YOUR INSTRUCTIONS — Before answering, work out how many lines below contain the string "title"; the reply is that number alone.

GIVEN INFORMATION —
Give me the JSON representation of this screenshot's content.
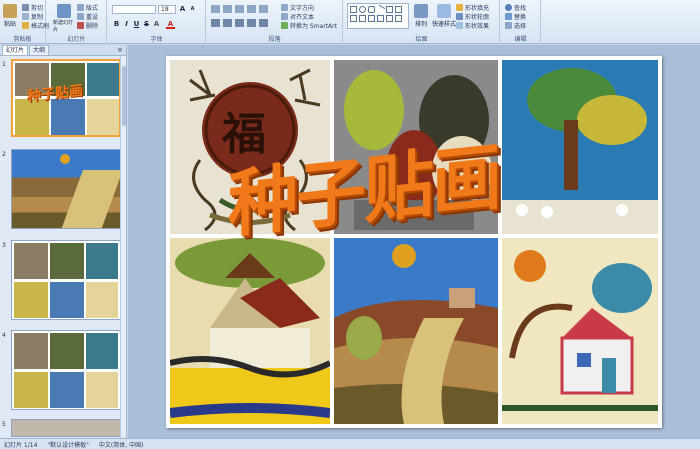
{
  "ribbon": {
    "clipboard": {
      "title": "剪贴板",
      "paste": "粘贴",
      "cut": "剪切",
      "copy": "复制",
      "format_painter": "格式刷"
    },
    "slides": {
      "title": "幻灯片",
      "new_slide": "新建幻灯片",
      "layout": "版式",
      "reset": "重设",
      "delete": "删除"
    },
    "font": {
      "title": "字体",
      "font_name": "",
      "font_size": "18",
      "bold": "B",
      "italic": "I",
      "underline": "U",
      "strike": "S",
      "shadow": "A",
      "size_up": "A",
      "size_down": "A"
    },
    "paragraph": {
      "title": "段落",
      "text_direction": "文字方向",
      "align_text": "对齐文本",
      "smartart": "转换为 SmartArt"
    },
    "drawing": {
      "title": "绘图",
      "arrange": "排列",
      "quick_styles": "快速样式",
      "shape_fill": "形状填充",
      "shape_outline": "形状轮廓",
      "shape_effects": "形状效果"
    },
    "editing": {
      "title": "编辑",
      "find": "查找",
      "replace": "替换",
      "select": "选择"
    }
  },
  "panel": {
    "tab_outline": "幻灯片",
    "tab_slides": "大纲",
    "close": "×"
  },
  "thumbs": [
    {
      "num": "1"
    },
    {
      "num": "2"
    },
    {
      "num": "3"
    },
    {
      "num": "4"
    },
    {
      "num": "5"
    }
  ],
  "slide": {
    "title": "种子贴画",
    "fu_char": "福"
  },
  "status": {
    "slide_counter": "幻灯片 1/14",
    "theme": "\"默认设计模板\"",
    "language": "中文(简体, 中国)"
  },
  "colors": {
    "accent": "#f07a1a",
    "ribbon_bg": "#dbe6f4",
    "editor_bg": "#a9bfd9"
  }
}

SOLUTION TO THIS TASK — 7